THE grandstand at Meadowbank should be saved from the bulldozer and given a Grade A listing, according to an architectural expert.
Dimitris Theodossopoulos – a lecturer in architectural technology at Edinburgh College of Art – said the grandstand was “reminiscent of early hi-tech sports architecture” like the Palazzetto dello Sport in Rome, built for the 1960 Olympics. The grandstand is due to be demolished to make way for a new sports centre.
Mr Theodossopoulos said: “A similar cantilever grandstand in Galashiels has been granted Grade A listed building status. So too should the Meadowbank grandstand.
“Meadowbank is one of the last major examples of design carried out by the city council architects. It can be included in the contemporary examples of creative attitude by local authorities all over Britain like London’s Royal Festival Hall. The stadium uses an interesting dynamic system of concrete beams and columns to form the main skeleton, which is clearly and elegantly expressed.”
Dr Thedossopoulos said Meadowbank, built for the 1970 Commonwealth Games, reflected the fact Edinburgh was an active city, not just a place of Georgian and Victorian architecture. “Even though it was not one for the most advanced designs of its period, its later cultural significance and presence meant there is a welcome modernist break in the area,” he said.
The Save Meadowbank campaign welcomed his views.
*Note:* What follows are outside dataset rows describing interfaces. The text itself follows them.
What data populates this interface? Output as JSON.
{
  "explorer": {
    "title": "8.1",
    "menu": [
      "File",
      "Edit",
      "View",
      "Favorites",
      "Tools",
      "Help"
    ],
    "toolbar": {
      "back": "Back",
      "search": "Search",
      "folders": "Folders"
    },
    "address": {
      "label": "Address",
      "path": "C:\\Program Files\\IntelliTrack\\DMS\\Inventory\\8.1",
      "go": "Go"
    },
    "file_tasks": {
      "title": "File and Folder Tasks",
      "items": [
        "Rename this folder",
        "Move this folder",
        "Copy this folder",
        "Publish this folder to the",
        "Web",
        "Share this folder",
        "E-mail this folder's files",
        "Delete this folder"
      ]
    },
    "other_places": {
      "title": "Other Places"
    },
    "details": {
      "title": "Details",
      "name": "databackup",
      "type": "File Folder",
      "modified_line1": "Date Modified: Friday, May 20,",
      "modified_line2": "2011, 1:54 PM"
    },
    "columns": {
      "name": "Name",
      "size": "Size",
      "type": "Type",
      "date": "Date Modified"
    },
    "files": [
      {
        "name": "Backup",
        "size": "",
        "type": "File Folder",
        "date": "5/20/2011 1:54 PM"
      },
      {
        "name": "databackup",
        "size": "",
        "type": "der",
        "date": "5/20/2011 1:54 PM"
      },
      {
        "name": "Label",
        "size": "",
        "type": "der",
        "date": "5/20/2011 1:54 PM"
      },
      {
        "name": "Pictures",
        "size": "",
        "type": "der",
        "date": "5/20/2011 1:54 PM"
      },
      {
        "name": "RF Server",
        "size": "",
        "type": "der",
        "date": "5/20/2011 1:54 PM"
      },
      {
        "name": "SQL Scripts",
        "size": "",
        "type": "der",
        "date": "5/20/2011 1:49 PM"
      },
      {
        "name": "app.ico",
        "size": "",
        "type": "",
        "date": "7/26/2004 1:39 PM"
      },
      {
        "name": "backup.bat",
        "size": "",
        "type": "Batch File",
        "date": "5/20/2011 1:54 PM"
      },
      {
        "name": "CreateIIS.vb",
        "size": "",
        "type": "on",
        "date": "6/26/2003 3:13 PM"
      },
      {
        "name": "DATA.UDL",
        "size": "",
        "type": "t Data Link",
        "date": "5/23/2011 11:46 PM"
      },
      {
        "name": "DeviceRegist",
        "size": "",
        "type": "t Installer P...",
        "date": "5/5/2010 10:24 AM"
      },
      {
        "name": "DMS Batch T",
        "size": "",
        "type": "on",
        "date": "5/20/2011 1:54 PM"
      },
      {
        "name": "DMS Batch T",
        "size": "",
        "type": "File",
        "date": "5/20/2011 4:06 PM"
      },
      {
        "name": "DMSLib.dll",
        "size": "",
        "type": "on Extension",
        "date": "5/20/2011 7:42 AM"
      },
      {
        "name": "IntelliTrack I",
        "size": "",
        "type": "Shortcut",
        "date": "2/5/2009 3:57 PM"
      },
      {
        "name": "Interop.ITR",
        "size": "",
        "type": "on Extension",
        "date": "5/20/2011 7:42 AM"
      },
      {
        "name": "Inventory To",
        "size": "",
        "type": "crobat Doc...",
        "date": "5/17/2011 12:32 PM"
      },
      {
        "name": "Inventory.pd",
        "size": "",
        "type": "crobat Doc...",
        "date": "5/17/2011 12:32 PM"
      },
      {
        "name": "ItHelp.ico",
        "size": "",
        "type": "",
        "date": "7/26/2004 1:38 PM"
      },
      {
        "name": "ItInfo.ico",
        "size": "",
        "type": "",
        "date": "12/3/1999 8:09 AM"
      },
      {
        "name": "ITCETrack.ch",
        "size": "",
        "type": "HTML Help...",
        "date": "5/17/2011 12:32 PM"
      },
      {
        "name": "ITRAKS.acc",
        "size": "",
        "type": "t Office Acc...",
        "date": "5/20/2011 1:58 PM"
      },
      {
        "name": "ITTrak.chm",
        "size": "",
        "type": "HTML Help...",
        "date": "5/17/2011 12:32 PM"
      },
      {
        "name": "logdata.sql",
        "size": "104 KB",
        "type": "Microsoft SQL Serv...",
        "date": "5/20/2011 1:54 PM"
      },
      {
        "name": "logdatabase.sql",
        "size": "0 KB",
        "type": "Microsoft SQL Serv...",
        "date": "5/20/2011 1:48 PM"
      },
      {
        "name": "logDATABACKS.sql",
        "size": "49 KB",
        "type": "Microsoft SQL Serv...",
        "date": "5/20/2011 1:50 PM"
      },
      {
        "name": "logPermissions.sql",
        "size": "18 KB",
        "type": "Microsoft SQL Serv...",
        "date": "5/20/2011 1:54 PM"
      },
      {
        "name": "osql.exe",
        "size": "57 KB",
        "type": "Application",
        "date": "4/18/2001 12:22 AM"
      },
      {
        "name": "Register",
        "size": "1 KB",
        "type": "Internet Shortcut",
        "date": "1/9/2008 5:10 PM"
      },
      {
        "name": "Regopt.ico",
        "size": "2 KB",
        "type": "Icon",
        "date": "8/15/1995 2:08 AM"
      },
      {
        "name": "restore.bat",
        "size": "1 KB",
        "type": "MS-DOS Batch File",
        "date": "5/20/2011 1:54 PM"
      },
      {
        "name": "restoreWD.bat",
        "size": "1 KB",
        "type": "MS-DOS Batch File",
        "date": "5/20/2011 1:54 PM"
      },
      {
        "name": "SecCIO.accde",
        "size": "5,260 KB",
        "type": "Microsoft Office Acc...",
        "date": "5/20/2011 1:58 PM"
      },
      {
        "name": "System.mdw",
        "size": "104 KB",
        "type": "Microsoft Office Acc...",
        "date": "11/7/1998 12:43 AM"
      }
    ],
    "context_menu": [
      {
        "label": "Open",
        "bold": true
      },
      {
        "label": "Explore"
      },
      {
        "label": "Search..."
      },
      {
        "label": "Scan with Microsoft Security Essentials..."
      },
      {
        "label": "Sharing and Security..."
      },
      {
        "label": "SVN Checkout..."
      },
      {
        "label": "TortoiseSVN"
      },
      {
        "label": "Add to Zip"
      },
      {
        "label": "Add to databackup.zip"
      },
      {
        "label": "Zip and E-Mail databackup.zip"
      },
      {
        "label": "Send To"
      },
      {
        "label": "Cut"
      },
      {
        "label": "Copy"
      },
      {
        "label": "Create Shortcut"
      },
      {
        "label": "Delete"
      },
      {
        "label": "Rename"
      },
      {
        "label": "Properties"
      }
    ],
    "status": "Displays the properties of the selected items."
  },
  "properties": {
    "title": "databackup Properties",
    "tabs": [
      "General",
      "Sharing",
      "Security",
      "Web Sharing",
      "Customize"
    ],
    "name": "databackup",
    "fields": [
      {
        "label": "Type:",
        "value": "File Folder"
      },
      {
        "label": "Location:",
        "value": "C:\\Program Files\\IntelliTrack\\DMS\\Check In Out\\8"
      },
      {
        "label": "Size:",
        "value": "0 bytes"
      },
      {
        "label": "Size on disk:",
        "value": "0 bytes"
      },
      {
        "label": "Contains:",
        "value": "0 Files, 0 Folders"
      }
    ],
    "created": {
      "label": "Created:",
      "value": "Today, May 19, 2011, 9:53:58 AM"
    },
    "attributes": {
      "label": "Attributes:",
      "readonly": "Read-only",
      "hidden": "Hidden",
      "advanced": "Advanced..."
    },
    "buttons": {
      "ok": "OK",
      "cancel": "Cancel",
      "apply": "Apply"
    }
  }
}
Spokeswoman Linda Furley said: “Councillors must now look again at this controversial development and reflect on the sheer strength of opposition there is to it.”
Heritage watchdog the Cockburn Association has not taken a position on Meadowbank, but director Terry Levinthal pointed out the Royal Commonwealth Pool, also built for the 1970 Commonwealth Games, was already Grade A listed.
However, he said: “Heritage Environment Scotland (HES) operates a policy not to consider listing while there is a live planning application.”
A council spokeswoman said: “Meadowbank is not a listed structure and we have exciting plans to replace it with a new venue fit for the future – one which we believe will become one of the top community sports centres in Scotland. The old facilities are no longer fit for purpose.”
The council’s planning committee is due to hold a hearing on June 29 into the application for the proposed new sports centre and an in-principle application for wider development.
A spokeswoman for HES said: “Buildings are assessed on a case-by case basis. However, we do not normally assess new sites for listing when there are development proposals.”